Skip to main content
Canada’s most-awarded newsroom for a reason
Enjoy unlimited digital access
$1.99
per week
for 24 weeks
Canada’s most-awarded newsroom for a reason
$1.99
per week
for 24 weeks
// //

A Global News cameraman films at the Oliphant Commission in Ottawa, Tuesday April 14, 2009.

THE CANADIAN PRESS

Corus Entertainment cut nearly 80 jobs, mostly in traditional TV production, at Global News newsrooms across Canada as part of a restructuring geared toward boosting online coverage.

Global News will add about 50 new positions, mostly journalists who will file for new, local versions of the company's news website in Ottawa, Kitchener, Guelph and Barrie, the company said in a story posted on Global News online. The company already operates 18 local websites.

"With digital platforms, our audience no longer is tied to just the locations where we have TV and radio licences, so we will be adding journalists to cover local news in markets where we see opportunity created by the recent closure or consolidation of local newspapers," said Troy Reeb, senior vice-president of Global News and Corus Radio.

Story continues below advertisement

Employees who lost their jobs and qualify will be given the opportunity to apply for the new positions, the company said.

The company also plans to expand its international content and launch a podcast production team.

Unifor, a union representing some Global employees, said 69 of its members who worked as reporters, anchors, camera operators, control room staff, make-up artists and other production crew lost their jobs.

In Vancouver, 21 employees – the most of any local operation – were laid off, Unifor said.

In Halifax, the studio will no longer produce the Nova Scotia and New Brunswick evening news, said David MacPherson, president of the Maritimes unit of Unifor local M1, which represents workers at global.

It will be anchored and broadcast from Toronto as of Monday, he added.

"Out studios will be empty after the morning show ends at 9 a.m."

Story continues below advertisement

The company's broadcast revenues continue to shrink, Unifor said, and the outlook is bleak if the government fails to act now. It called on Canada's broadcast regulator to make strong local coverage a binding condition of having a license.

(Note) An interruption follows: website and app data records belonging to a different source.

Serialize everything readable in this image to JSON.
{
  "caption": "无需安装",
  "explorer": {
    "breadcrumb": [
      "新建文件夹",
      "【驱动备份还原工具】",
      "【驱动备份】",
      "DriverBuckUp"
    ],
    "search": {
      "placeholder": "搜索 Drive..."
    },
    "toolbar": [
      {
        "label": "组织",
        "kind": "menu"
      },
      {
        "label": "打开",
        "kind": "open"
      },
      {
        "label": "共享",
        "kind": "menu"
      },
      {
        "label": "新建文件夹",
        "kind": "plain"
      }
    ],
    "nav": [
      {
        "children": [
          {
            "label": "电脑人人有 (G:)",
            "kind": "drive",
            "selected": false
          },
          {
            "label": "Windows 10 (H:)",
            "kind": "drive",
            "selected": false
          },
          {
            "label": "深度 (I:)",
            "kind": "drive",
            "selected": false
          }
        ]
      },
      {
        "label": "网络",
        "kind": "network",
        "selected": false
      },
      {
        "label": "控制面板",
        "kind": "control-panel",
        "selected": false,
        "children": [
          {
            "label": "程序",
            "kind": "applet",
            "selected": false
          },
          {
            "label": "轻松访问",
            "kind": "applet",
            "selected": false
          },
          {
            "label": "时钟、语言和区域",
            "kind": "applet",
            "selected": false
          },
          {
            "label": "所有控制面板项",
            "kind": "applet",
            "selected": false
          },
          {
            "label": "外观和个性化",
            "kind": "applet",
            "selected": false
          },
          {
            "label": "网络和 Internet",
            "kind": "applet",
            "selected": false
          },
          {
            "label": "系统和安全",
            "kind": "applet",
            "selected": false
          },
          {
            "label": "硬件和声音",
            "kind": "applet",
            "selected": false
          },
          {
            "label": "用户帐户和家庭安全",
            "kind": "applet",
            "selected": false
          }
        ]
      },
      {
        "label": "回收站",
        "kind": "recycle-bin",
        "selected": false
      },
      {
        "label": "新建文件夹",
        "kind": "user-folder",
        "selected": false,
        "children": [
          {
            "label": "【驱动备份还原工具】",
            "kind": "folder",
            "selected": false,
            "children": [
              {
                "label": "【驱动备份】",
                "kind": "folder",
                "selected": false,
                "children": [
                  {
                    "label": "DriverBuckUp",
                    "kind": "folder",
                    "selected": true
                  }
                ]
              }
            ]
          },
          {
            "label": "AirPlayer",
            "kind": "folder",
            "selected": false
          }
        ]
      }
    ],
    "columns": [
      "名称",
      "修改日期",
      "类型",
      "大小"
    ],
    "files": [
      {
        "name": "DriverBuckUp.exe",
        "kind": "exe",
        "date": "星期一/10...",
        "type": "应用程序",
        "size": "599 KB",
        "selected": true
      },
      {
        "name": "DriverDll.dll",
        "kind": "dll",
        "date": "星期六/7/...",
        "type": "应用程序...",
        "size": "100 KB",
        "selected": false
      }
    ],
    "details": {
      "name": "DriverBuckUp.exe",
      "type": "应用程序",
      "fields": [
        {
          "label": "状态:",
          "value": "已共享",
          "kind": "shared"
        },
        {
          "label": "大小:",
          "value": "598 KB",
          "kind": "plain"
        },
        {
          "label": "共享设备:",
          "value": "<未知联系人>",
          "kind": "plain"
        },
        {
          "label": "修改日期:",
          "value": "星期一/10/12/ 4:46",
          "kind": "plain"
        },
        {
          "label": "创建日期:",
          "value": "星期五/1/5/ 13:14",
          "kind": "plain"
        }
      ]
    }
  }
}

"The CRTC paved the way for the cuts announced today by watering down the obligations for big media companies like Corus to protect local news and it's proving disastrous," said Jerry Dias, Unifor's national president, in a statement.

Report an error
Tickers mentioned in this story
Due to technical reasons, we have temporarily removed commenting from our articles. We hope to have this fixed soon. Thank you for your patience. If you are looking to give feedback on our new site, please send it along to feedback@globeandmail.com. If you want to write a letter to the editor, please forward to letters@globeandmail.com.
Comments are closed

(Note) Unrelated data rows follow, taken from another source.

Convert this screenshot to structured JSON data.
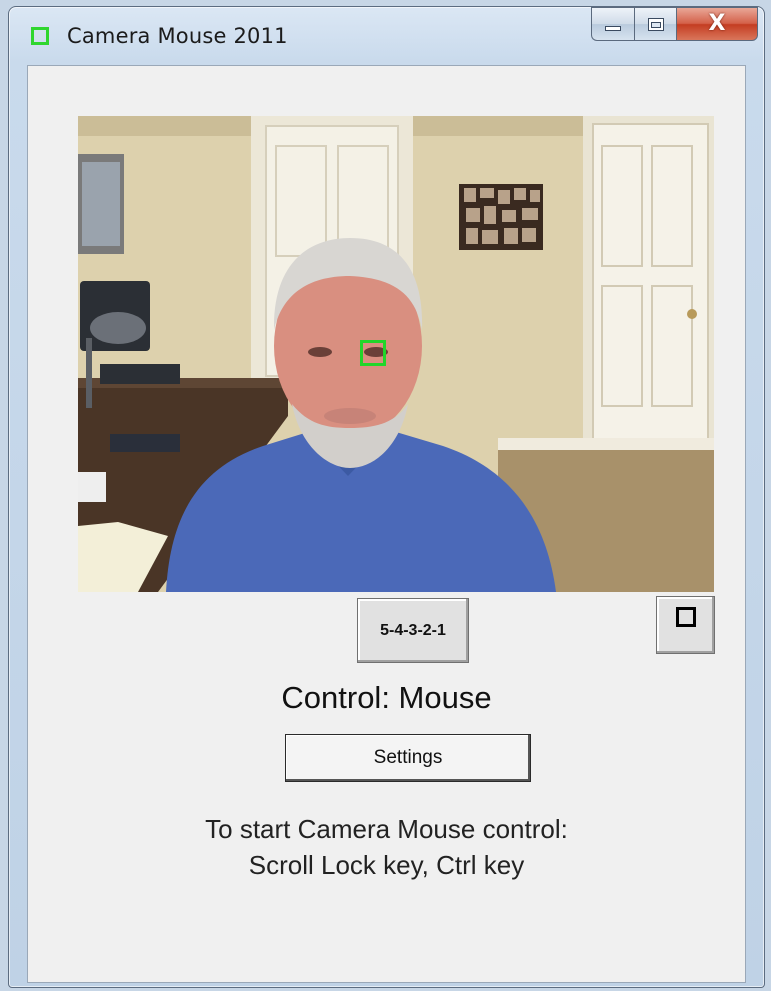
{
  "window": {
    "title": "Camera Mouse 2011",
    "app_icon": "green-square-icon",
    "caption_buttons": [
      "minimize-icon",
      "maximize-icon",
      "close-icon"
    ],
    "close_glyph": "X",
    "accent_color": "#2fd62f"
  },
  "video": {
    "description_icon": "camera-feed",
    "tracking_box_color": "#21d62a"
  },
  "countdown_button": {
    "label": "5-4-3-2-1"
  },
  "window_square_button": {
    "icon": "square-icon"
  },
  "status": {
    "control_text": "Control: Mouse"
  },
  "settings_button": {
    "label": "Settings"
  },
  "instructions": {
    "line1": "To start Camera Mouse control:",
    "line2": "Scroll Lock key, Ctrl key"
  }
}
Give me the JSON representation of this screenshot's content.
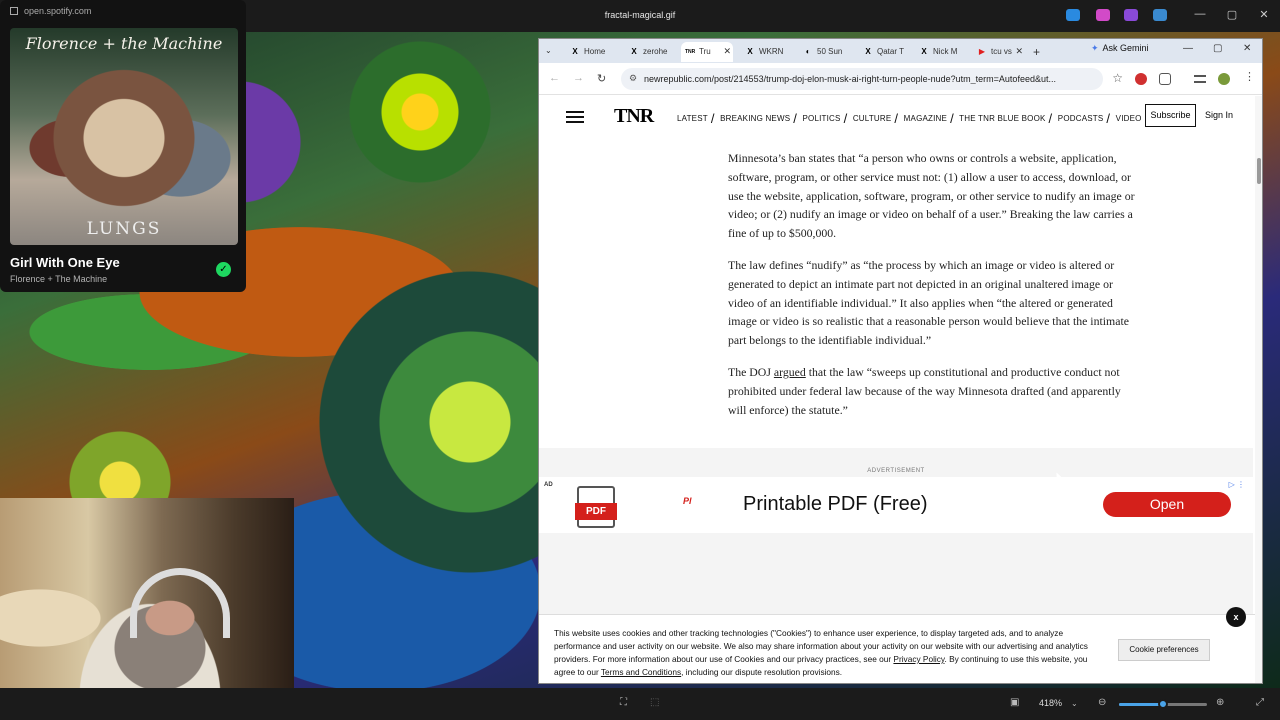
{
  "viewer": {
    "title": "fractal-magical.gif",
    "zoom_label": "418%",
    "zoom_fraction": 0.5
  },
  "spotify": {
    "url": "open.spotify.com",
    "album_title": "Florence + the Machine",
    "album_subtitle": "LUNGS",
    "track": "Girl With One Eye",
    "artist": "Florence + The Machine",
    "liked_glyph": "✓"
  },
  "browser": {
    "tabs": [
      {
        "icon": "X",
        "label": "Home"
      },
      {
        "icon": "X",
        "label": "zerohe"
      },
      {
        "icon": "TNR",
        "label": "Tru"
      },
      {
        "icon": "X",
        "label": "WKRN"
      },
      {
        "icon": "◐",
        "label": "50 Sun"
      },
      {
        "icon": "X",
        "label": "Qatar T"
      },
      {
        "icon": "X",
        "label": "Nick M"
      },
      {
        "icon": "▶",
        "label": "tcu vs"
      }
    ],
    "new_tab": "+",
    "gemini_label": "Ask Gemini",
    "url": "newrepublic.com/post/214553/trump-doj-elon-musk-ai-right-turn-people-nude?utm_term=Autofeed&ut..."
  },
  "site": {
    "logo": "TNR",
    "nav": [
      "LATEST",
      "BREAKING NEWS",
      "POLITICS",
      "CULTURE",
      "MAGAZINE",
      "THE TNR BLUE BOOK",
      "PODCASTS",
      "VIDEO"
    ],
    "subscribe": "Subscribe",
    "signin": "Sign In"
  },
  "article": {
    "p1": "Minnesota’s ban states that “a person who owns or controls a website, application, software, program, or other service must not: (1) allow a user to access, download, or use the website, application, software, program, or other service to nudify an image or video; or (2) nudify an image or video on behalf of a user.” Breaking the law carries a fine of up to $500,000.",
    "p2": "The law defines “nudify” as “the process by which an image or video is altered or generated to depict an intimate part not depicted in an original unaltered image or video of an identifiable individual.” It also applies when “the altered or generated image or video is so realistic that a reasonable person would believe that the intimate part belongs to the identifiable individual.”",
    "p3_a": "The DOJ ",
    "p3_link": "argued",
    "p3_b": " that the law “sweeps up constitutional and productive conduct not prohibited under federal law because of the way Minnesota drafted (and apparently will enforce) the statute.”"
  },
  "ad": {
    "section_label": "ADVERTISEMENT",
    "tag": "AD",
    "pdf_badge": "PDF",
    "brand": "Pl",
    "headline": "Printable PDF (Free)",
    "cta": "Open"
  },
  "cookie": {
    "text_a": "This website uses cookies and other tracking technologies (\"Cookies\") to enhance user experience, to display targeted ads, and to analyze performance and user activity on our website. We also may share information about your activity on our website with our advertising and analytics providers. For more information about our use of Cookies and our privacy practices, see our ",
    "privacy_link": "Privacy Policy",
    "text_b": ". By continuing to use this website, you agree to our ",
    "terms_link": "Terms and Conditions",
    "text_c": ", including our dispute resolution provisions.",
    "prefs_button": "Cookie preferences",
    "close": "x"
  }
}
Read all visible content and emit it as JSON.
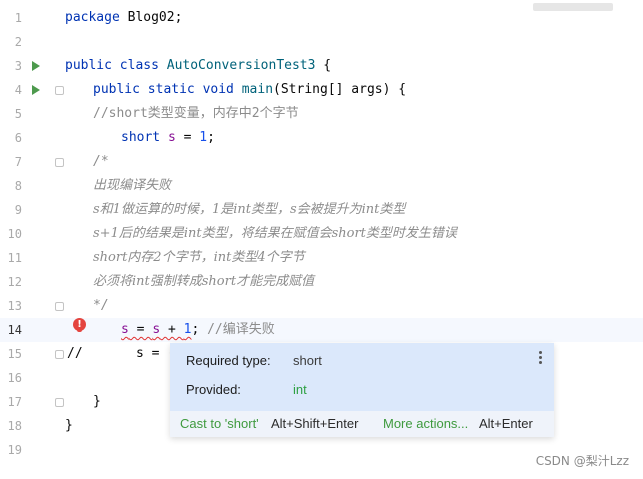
{
  "editor": {
    "lines": [
      {
        "n": "1"
      },
      {
        "n": "2"
      },
      {
        "n": "3"
      },
      {
        "n": "4"
      },
      {
        "n": "5"
      },
      {
        "n": "6"
      },
      {
        "n": "7"
      },
      {
        "n": "8"
      },
      {
        "n": "9"
      },
      {
        "n": "10"
      },
      {
        "n": "11"
      },
      {
        "n": "12"
      },
      {
        "n": "13"
      },
      {
        "n": "14"
      },
      {
        "n": "15"
      },
      {
        "n": "16"
      },
      {
        "n": "17"
      },
      {
        "n": "18"
      },
      {
        "n": "19"
      }
    ],
    "code": {
      "l1_kw": "package",
      "l1_rest": " Blog02;",
      "l3_kw": "public class",
      "l3_cls": "AutoConversionTest3",
      "l3_rest": " {",
      "l4_kw": "public static void",
      "l4_fn": "main",
      "l4_rest": "(String[] args) {",
      "l5_cm": "//short类型变量，内存中2个字节",
      "l6_kw": "short",
      "l6_var": "s",
      "l6_eq": " = ",
      "l6_num": "1",
      "l6_end": ";",
      "l7_cm": "/*",
      "l8_cm": "出现编译失败",
      "l9_cm": "s和1做运算的时候，1是int类型，s会被提升为int类型",
      "l10_cm": "s+1后的结果是int类型，将结果在赋值会short类型时发生错误",
      "l11_cm": "short内存2个字节，int类型4个字节",
      "l12_cm": "必须将int强制转成short才能完成赋值",
      "l13_cm": "*/",
      "l14_a": "s",
      "l14_b": " = ",
      "l14_c": "s",
      "l14_d": " + ",
      "l14_e": "1",
      "l14_f": "; ",
      "l14_cm": "//编译失败",
      "l15_prefix": "//",
      "l15_code": "s = (",
      "l17_brace": "}",
      "l18_brace": "}"
    }
  },
  "popup": {
    "required_label": "Required type:",
    "required_value": "short",
    "provided_label": "Provided:",
    "provided_value": "int",
    "action1_label": "Cast to 'short'",
    "action1_shortcut": "Alt+Shift+Enter",
    "action2_label": "More actions...",
    "action2_shortcut": "Alt+Enter",
    "provided_color": "#2ea043"
  },
  "icons": {
    "run": "run-arrow-icon",
    "fold": "fold-marker-icon",
    "error": "error-bulb-icon",
    "more": "more-vertical-icon"
  },
  "watermark": "CSDN @梨汁Lzz"
}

We have closed comments on this story for legal reasons or for abuse. For more information on our commenting policies and how our community-based moderation works, please read our Community Guidelines and our Terms and Conditions.

To view this site properly, enable cookies in your browser. Read our privacy policy to learn more.
How to enable cookies